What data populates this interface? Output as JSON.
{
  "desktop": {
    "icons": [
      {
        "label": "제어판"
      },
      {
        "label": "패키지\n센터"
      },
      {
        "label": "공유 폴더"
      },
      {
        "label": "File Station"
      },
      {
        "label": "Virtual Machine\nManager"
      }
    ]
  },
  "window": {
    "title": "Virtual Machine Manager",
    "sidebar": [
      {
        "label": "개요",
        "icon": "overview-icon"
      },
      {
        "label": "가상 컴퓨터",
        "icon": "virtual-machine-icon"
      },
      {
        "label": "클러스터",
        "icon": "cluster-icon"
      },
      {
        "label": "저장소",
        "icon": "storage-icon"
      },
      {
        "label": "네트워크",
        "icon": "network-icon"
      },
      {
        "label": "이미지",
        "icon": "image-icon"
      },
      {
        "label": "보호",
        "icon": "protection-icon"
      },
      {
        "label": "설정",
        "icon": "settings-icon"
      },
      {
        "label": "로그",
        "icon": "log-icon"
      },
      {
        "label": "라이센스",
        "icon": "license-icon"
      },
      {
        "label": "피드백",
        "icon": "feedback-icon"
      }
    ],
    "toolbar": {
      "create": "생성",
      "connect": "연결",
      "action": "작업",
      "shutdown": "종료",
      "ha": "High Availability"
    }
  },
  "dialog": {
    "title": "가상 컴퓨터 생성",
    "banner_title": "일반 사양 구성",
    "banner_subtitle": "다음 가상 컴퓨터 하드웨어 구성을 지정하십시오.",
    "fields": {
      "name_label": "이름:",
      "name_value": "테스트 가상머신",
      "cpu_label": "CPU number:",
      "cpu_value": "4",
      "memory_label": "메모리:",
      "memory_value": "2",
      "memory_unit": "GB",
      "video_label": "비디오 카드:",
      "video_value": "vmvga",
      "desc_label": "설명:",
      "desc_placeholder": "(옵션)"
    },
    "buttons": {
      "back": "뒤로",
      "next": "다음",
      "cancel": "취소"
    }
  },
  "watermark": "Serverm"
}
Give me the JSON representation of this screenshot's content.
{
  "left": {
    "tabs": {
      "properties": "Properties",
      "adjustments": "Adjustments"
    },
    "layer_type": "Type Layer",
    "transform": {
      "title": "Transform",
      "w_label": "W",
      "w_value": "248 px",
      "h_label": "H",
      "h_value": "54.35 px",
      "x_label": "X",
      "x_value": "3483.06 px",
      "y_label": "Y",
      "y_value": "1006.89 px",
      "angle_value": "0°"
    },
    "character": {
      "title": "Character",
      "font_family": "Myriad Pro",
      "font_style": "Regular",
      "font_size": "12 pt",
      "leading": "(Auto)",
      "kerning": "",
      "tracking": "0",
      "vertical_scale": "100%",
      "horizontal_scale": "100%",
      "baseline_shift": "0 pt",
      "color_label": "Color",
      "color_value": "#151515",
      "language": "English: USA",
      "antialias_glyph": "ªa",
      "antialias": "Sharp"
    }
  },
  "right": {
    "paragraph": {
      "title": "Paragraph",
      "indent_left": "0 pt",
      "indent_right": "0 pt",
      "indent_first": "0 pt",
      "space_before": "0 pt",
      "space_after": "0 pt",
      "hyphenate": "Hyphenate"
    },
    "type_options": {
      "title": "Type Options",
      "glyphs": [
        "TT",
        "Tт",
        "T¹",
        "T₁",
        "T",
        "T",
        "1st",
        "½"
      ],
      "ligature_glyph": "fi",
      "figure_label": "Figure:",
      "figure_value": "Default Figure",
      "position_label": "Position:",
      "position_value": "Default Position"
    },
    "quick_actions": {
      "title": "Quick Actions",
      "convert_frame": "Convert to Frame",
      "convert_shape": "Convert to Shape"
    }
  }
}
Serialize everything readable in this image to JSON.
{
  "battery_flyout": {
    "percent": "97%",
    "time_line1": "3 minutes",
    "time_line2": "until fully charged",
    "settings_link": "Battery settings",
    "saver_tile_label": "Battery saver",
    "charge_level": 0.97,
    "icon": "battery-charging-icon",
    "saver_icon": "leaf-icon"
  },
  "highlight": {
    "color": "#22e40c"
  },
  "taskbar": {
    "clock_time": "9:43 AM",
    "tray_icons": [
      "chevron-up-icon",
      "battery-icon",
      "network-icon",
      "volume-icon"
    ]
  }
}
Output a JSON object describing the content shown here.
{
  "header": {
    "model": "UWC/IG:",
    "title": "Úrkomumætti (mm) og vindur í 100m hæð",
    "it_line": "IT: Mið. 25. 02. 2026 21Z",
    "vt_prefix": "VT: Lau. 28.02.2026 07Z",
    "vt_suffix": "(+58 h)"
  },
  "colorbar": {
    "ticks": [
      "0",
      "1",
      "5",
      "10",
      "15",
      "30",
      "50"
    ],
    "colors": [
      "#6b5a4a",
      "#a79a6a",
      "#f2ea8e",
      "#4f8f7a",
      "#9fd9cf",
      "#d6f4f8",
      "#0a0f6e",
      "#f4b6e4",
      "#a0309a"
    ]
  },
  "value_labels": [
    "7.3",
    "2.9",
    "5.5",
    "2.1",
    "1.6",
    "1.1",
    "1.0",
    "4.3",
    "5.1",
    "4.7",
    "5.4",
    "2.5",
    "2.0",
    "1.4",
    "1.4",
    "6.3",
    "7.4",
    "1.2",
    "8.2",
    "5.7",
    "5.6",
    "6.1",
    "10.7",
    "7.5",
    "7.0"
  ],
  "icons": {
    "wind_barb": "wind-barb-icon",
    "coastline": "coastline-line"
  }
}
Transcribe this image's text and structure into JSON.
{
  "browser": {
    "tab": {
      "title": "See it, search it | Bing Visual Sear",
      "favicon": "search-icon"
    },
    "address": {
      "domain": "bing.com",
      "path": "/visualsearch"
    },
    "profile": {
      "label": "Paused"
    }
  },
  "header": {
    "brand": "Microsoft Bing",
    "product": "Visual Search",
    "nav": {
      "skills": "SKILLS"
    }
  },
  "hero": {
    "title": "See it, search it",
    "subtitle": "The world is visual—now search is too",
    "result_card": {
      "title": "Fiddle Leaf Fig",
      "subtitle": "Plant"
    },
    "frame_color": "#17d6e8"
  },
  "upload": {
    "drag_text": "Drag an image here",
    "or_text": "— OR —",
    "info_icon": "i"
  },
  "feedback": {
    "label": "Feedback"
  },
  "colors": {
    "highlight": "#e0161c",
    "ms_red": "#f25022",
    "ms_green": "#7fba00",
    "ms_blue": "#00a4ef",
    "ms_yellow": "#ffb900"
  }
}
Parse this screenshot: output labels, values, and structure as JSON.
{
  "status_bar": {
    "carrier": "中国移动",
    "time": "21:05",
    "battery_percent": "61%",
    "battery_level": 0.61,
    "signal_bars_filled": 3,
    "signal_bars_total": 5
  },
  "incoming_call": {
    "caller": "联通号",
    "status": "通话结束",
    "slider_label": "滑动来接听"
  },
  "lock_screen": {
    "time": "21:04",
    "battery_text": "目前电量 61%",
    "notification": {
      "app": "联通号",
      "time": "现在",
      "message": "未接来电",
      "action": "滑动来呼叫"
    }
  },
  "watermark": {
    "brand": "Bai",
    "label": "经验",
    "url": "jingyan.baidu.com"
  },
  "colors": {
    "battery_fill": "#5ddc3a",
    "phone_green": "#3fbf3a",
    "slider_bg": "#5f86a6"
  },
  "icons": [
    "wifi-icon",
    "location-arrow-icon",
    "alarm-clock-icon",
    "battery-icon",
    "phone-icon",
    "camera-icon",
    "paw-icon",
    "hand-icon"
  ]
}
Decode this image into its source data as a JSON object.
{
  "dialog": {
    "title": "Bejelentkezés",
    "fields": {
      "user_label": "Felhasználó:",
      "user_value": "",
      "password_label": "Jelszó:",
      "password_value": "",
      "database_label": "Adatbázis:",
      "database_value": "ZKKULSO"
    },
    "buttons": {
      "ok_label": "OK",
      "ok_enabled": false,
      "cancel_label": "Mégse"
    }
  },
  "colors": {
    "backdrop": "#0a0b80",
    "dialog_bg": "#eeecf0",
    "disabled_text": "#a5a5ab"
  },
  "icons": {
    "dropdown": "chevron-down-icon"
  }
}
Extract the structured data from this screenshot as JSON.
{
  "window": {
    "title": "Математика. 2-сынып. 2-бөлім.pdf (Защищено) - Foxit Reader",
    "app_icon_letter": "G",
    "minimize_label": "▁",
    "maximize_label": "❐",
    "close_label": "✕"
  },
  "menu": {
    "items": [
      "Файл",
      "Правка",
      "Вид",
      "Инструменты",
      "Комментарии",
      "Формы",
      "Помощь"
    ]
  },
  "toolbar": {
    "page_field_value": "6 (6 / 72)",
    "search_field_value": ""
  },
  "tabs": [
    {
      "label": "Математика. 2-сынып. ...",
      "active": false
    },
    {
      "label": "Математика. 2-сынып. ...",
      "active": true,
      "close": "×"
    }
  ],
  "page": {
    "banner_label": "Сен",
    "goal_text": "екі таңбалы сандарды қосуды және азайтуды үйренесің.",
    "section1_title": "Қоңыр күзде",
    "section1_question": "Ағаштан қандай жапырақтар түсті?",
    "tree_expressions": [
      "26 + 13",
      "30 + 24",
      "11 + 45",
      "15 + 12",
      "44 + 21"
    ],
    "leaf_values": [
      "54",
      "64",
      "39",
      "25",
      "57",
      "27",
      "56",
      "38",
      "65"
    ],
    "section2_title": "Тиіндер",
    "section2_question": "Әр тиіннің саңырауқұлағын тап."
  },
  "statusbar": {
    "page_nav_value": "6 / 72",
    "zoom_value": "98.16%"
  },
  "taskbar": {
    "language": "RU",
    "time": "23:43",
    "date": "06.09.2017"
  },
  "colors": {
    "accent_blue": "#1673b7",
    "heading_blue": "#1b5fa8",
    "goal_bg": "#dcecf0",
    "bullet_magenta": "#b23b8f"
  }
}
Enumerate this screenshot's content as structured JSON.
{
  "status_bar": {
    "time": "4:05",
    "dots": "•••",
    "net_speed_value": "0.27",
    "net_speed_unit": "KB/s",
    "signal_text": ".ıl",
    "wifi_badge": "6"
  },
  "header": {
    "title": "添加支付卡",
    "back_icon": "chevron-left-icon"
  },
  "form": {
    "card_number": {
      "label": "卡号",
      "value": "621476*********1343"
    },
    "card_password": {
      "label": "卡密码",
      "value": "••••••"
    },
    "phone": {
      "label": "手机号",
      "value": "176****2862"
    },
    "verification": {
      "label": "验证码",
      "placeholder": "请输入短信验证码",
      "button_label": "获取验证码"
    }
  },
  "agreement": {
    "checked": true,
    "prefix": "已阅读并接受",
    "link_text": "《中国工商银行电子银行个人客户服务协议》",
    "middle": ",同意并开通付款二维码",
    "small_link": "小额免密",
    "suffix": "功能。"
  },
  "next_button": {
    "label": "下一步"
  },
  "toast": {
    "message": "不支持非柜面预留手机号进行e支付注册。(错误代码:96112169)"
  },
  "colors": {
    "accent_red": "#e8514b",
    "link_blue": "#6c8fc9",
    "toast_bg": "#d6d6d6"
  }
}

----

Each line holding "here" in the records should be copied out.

Exercise output:
Output a JSON object describing the content shown here.
    "drag_text": "Drag an image here",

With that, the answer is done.